Along with protecting meadows near the Carson River, the Conservancy has teamed up with a working cattle ranch that uses sustainable practices to produce grass-fed beef. After a face-to-face with the cows (across a fence), get the scoop on green building practices posted around the Whit Hall Interpretative Center, once an old ranch house and now a showcase for energy-efficient, sustainable building. Standing on the deck—made from recycled timbers—you can enjoy views of the snowcapped Sierra Nevada.
Silver Creek Preserve, Idaho
The diamondlike clarity of Silver Creek, which winds its way through south-central Idaho, is legendary. The clear waters make it easy to see the huge trout that taunt fly fishermen. Like Ernest Hemingway, who lived nearby and frequently visited this property, most people come here to fish. But the trout—fat from the creek’s big insect hatches—are notoriously tough to catch.

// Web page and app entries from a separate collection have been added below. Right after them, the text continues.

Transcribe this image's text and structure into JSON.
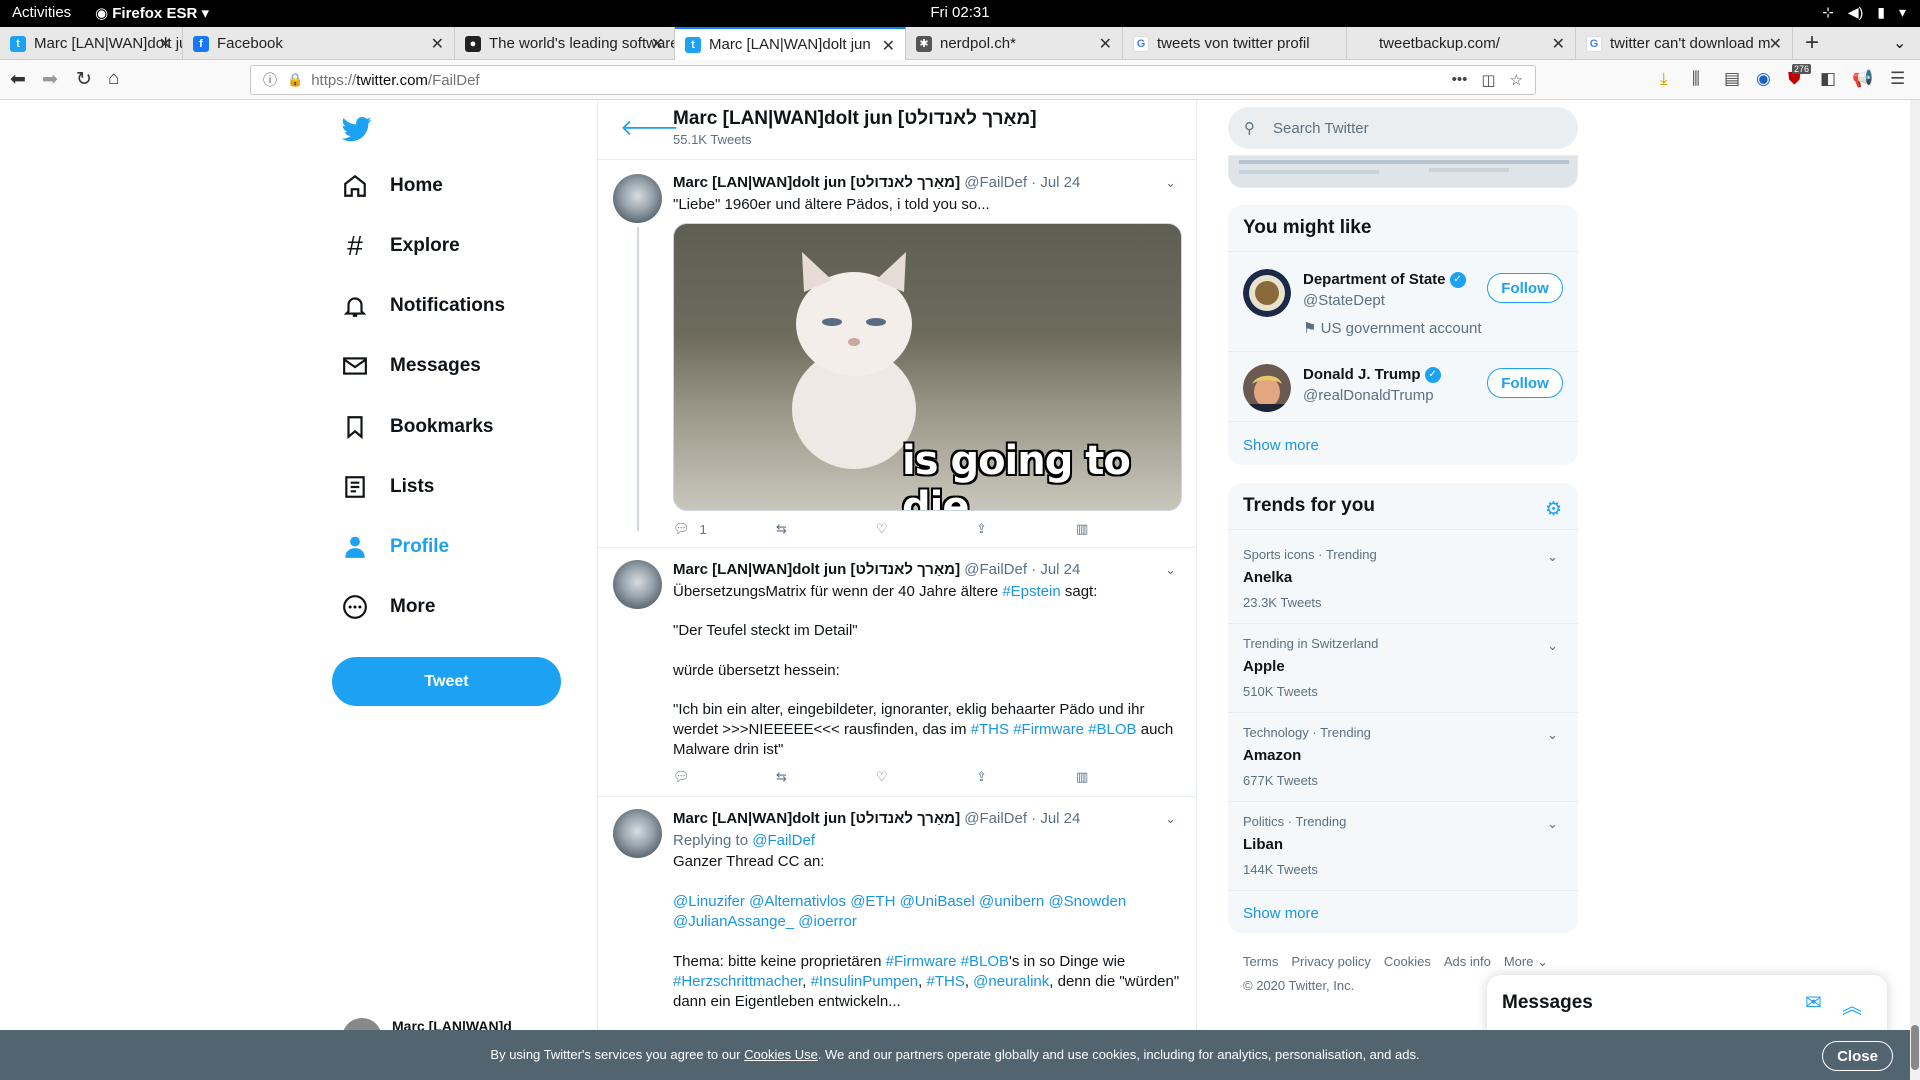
{
  "system": {
    "activities": "Activities",
    "app": "Firefox ESR",
    "clock": "Fri 02:31"
  },
  "tabs": [
    {
      "title": "Marc [LAN|WAN]dolt jun",
      "icon": "twitter-icon"
    },
    {
      "title": "Facebook",
      "icon": "facebook-icon"
    },
    {
      "title": "The world's leading software",
      "icon": "github-icon"
    },
    {
      "title": "Marc [LAN|WAN]dolt jun",
      "icon": "twitter-icon"
    },
    {
      "title": "nerdpol.ch*",
      "icon": "diaspora-icon"
    },
    {
      "title": "tweets von twitter profil",
      "icon": "google-icon"
    },
    {
      "title": "tweetbackup.com/",
      "icon": "none"
    },
    {
      "title": "twitter can't download m",
      "icon": "google-icon"
    }
  ],
  "urlbar": {
    "prefix": "https://",
    "domain": "twitter.com",
    "path": "/FailDef"
  },
  "toolbar": {
    "badge": "276"
  },
  "sidebar": {
    "items": [
      {
        "label": "Home",
        "icon": "home-icon"
      },
      {
        "label": "Explore",
        "icon": "hashtag-icon"
      },
      {
        "label": "Notifications",
        "icon": "bell-icon"
      },
      {
        "label": "Messages",
        "icon": "envelope-icon"
      },
      {
        "label": "Bookmarks",
        "icon": "bookmark-icon"
      },
      {
        "label": "Lists",
        "icon": "list-icon"
      },
      {
        "label": "Profile",
        "icon": "profile-icon"
      },
      {
        "label": "More",
        "icon": "more-icon"
      }
    ],
    "tweet_label": "Tweet",
    "account_name": "Marc [LAN|WAN]d"
  },
  "header": {
    "name": "Marc [LAN|WAN]dolt jun [מאַרך לאנדולט]",
    "count": "55.1K Tweets"
  },
  "tweets": [
    {
      "name": "Marc [LAN|WAN]dolt jun [מאַרך לאנדולט]",
      "handle": "@FailDef",
      "date": "Jul 24",
      "text": "\"Liebe\" 1960er und ältere Pädos, i told you so...",
      "image_caption": "is going to die",
      "replies": "1"
    },
    {
      "name": "Marc [LAN|WAN]dolt jun [מאַרך לאנדולט]",
      "handle": "@FailDef",
      "date": "Jul 24",
      "l1a": "ÜbersetzungsMatrix für wenn der 40 Jahre ältere ",
      "l1b": "#Epstein",
      "l1c": " sagt:",
      "l2": "\"Der Teufel steckt im Detail\"",
      "l3": "würde übersetzt hessein:",
      "l4": "\"Ich bin ein alter, eingebildeter, ignoranter, eklig behaarter Pädo und ihr werdet >>>NIEEEEE<<< rausfinden, das im ",
      "l4t1": "#THS",
      "l4t2": "#Firmware",
      "l4t3": "#BLOB",
      "l4e": " auch Malware drin ist\""
    },
    {
      "name": "Marc [LAN|WAN]dolt jun [מאַרך לאנדולט]",
      "handle": "@FailDef",
      "date": "Jul 24",
      "replying": "Replying to ",
      "replying_handle": "@FailDef",
      "l1": "Ganzer Thread CC an:",
      "mentions1": "@Linuzifer @Alternativlos @ETH @UniBasel @unibern @Snowden",
      "mentions2": "@JulianAssange_ @ioerror",
      "l3a": "Thema: bitte keine proprietären ",
      "l3t1": "#Firmware",
      "l3t2": "#BLOB",
      "l3b": "'s in so Dinge wie",
      "l4t1": "#Herzschrittmacher",
      "l4t2": "#InsulinPumpen",
      "l4t3": "#THS",
      "l4t4": "@neuralink",
      "l4b": ", denn die \"würden\"",
      "l5": "dann ein Eigentleben entwickeln..."
    }
  ],
  "search": {
    "placeholder": "Search Twitter"
  },
  "who_to_follow": {
    "title": "You might like",
    "users": [
      {
        "name": "Department of State",
        "handle": "@StateDept",
        "note": "US government account",
        "button": "Follow"
      },
      {
        "name": "Donald J. Trump",
        "handle": "@realDonaldTrump",
        "button": "Follow"
      }
    ],
    "show_more": "Show more"
  },
  "trends": {
    "title": "Trends for you",
    "items": [
      {
        "context": "Sports icons · Trending",
        "name": "Anelka",
        "count": "23.3K Tweets"
      },
      {
        "context": "Trending in Switzerland",
        "name": "Apple",
        "count": "510K Tweets"
      },
      {
        "context": "Technology · Trending",
        "name": "Amazon",
        "count": "677K Tweets"
      },
      {
        "context": "Politics · Trending",
        "name": "Liban",
        "count": "144K Tweets"
      }
    ],
    "show_more": "Show more"
  },
  "footer": {
    "terms": "Terms",
    "privacy": "Privacy policy",
    "cookies": "Cookies",
    "ads": "Ads info",
    "more": "More",
    "copyright": "© 2020 Twitter, Inc."
  },
  "messages_dock": {
    "title": "Messages"
  },
  "cookie_bar": {
    "pre": "By using Twitter's services you agree to our ",
    "link": "Cookies Use",
    "post": ". We and our partners operate globally and use cookies, including for analytics, personalisation, and ads.",
    "close": "Close"
  },
  "colors": {
    "accent": "#1da1f2",
    "link": "#1b95e0",
    "cookie_bar": "#536471"
  }
}
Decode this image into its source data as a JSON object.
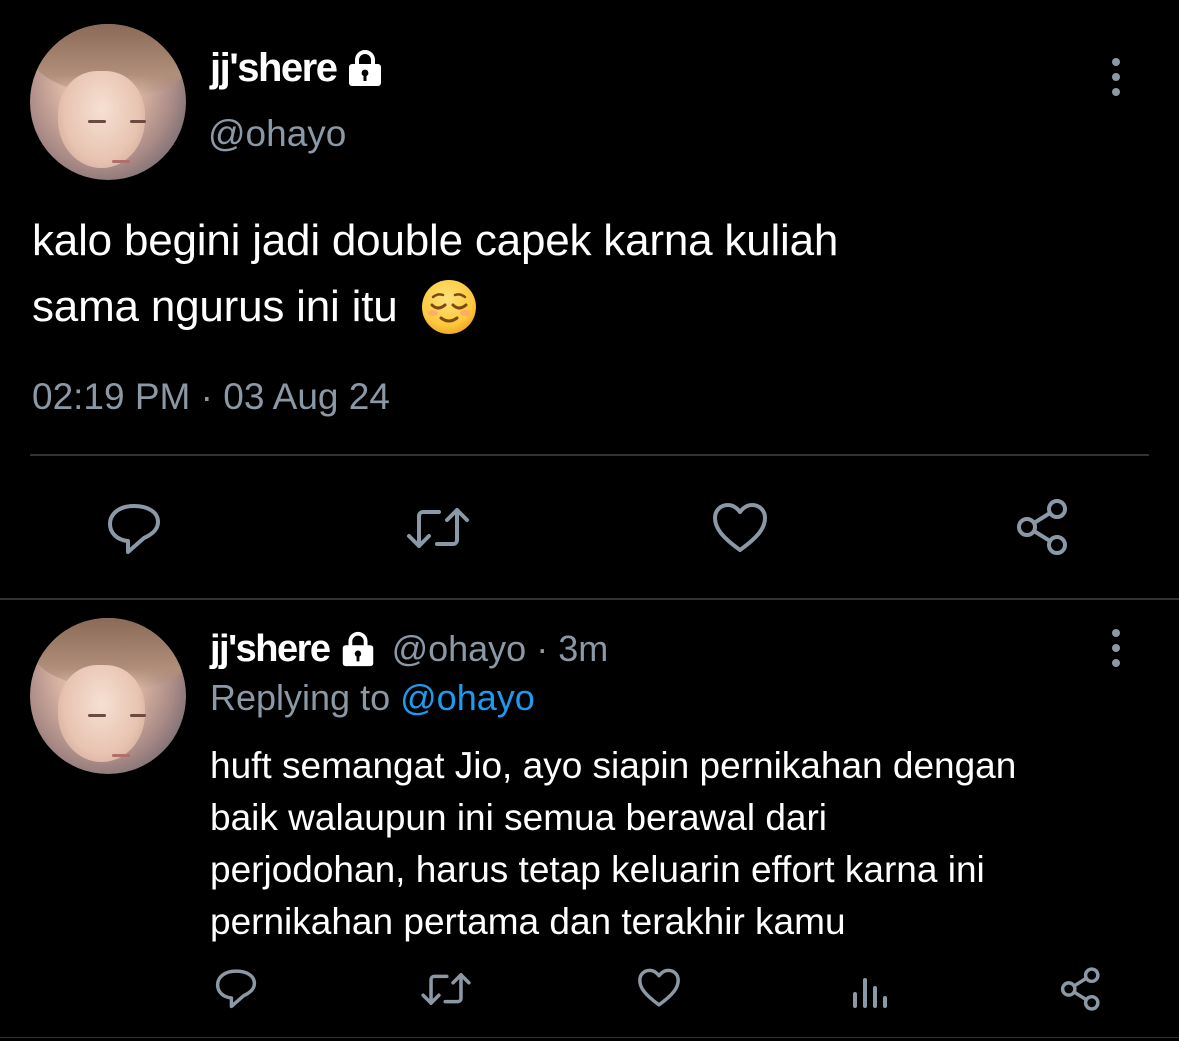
{
  "colors": {
    "background": "#000000",
    "text_primary": "#ffffff",
    "text_muted": "#8b98a5",
    "link": "#1d9bf0",
    "divider": "#2f3336"
  },
  "main_tweet": {
    "display_name": "jj'shere",
    "handle": "@ohayo",
    "text_line1": "kalo begini jadi double capek karna kuliah",
    "text_line2": "sama ngurus ini itu",
    "emoji": "😌",
    "timestamp": "02:19 PM · 03 Aug 24",
    "icons": {
      "avatar": "avatar-image",
      "lock": "lock-icon",
      "more": "more-vertical-icon"
    },
    "actions": [
      "reply-icon",
      "retweet-icon",
      "like-icon",
      "share-icon"
    ]
  },
  "reply_tweet": {
    "display_name": "jj'shere",
    "handle": "@ohayo",
    "separator": "·",
    "time": "3m",
    "replying_to_label": "Replying to",
    "replying_to_handle": "@ohayo",
    "text_lines": [
      "huft semangat Jio, ayo siapin pernikahan dengan",
      "baik walaupun ini semua berawal dari",
      "perjodohan, harus tetap keluarin effort karna ini",
      "pernikahan pertama dan terakhir kamu"
    ],
    "actions": [
      "reply-icon",
      "retweet-icon",
      "like-icon",
      "analytics-icon",
      "share-icon"
    ]
  }
}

Silver Creek is a rich resource for more than just the fish: A hundred-plus species of birds can be seen around the preserve, including owls, harriers, herons and eagles.
A kid-friendly nature trail leads along the creek. From bridges kids can spot big trout lounging in pools below. From late May to September, guided nature walks geared toward families take place on Saturday mornings. Along the way, linger at a monument to Hemingway and look up at the sun-dappled valley toward Ketchum.
10. Floodplain Revival
Emiquon Project, Illinois
Can diked and drained farm fields be returned to a natural, functioning floodplain? That question drove the creation of this 6,700-acre preserve along the Illinois River.
“Emiquon is a proof of concept,” says Jason Beverlin, the Conservancy’s Illinois River program director.
When kids visit, they’ll learn what a floodplain does—from soaking up the swollen waters of flooding rivers to providing important habitat for aquatic species—and how the Conservancy is restoring this one.
Starting from the Lakeside Observatory on Thompson Lake, families can ascend to a two-story lookout with spotting scopes, hike two miles of trails, paddle a canoe on the lake or fish for bass.
How has Emiquon changed as it has been restored to a natural floodplain? Come on out and see.
Most visitors also linger at the adjacent Dickson Mounds Museum, a major archaeological museum that explores the area’s 12,000 years of human habitation. In fact, about 150 archaeological sites have been unearthed at Emiquon.
Don’t Stop Here! More Nature Conservancy Preserves to Visit:
- Mashomack Preserve, Long Island, New York: Explore the birdlife and natural history of Long Island through hikes and guided programs. Families will enjoy walking through meadows and exploring interactive exhibits at the visitors center.
- McCartney Creek Preserve, Washington: How will the health of the creek change as the land recovers from past grazing? Watch restoration in action by viewing the photos taken periodically from fixed camera stands and then visit the preserve and add your own photographs.
- Coachella Valley Preserve, California: The Nature Conservancy owns part of this desert preserve, which features 25 miles of trails and a visitors center made of palm logs.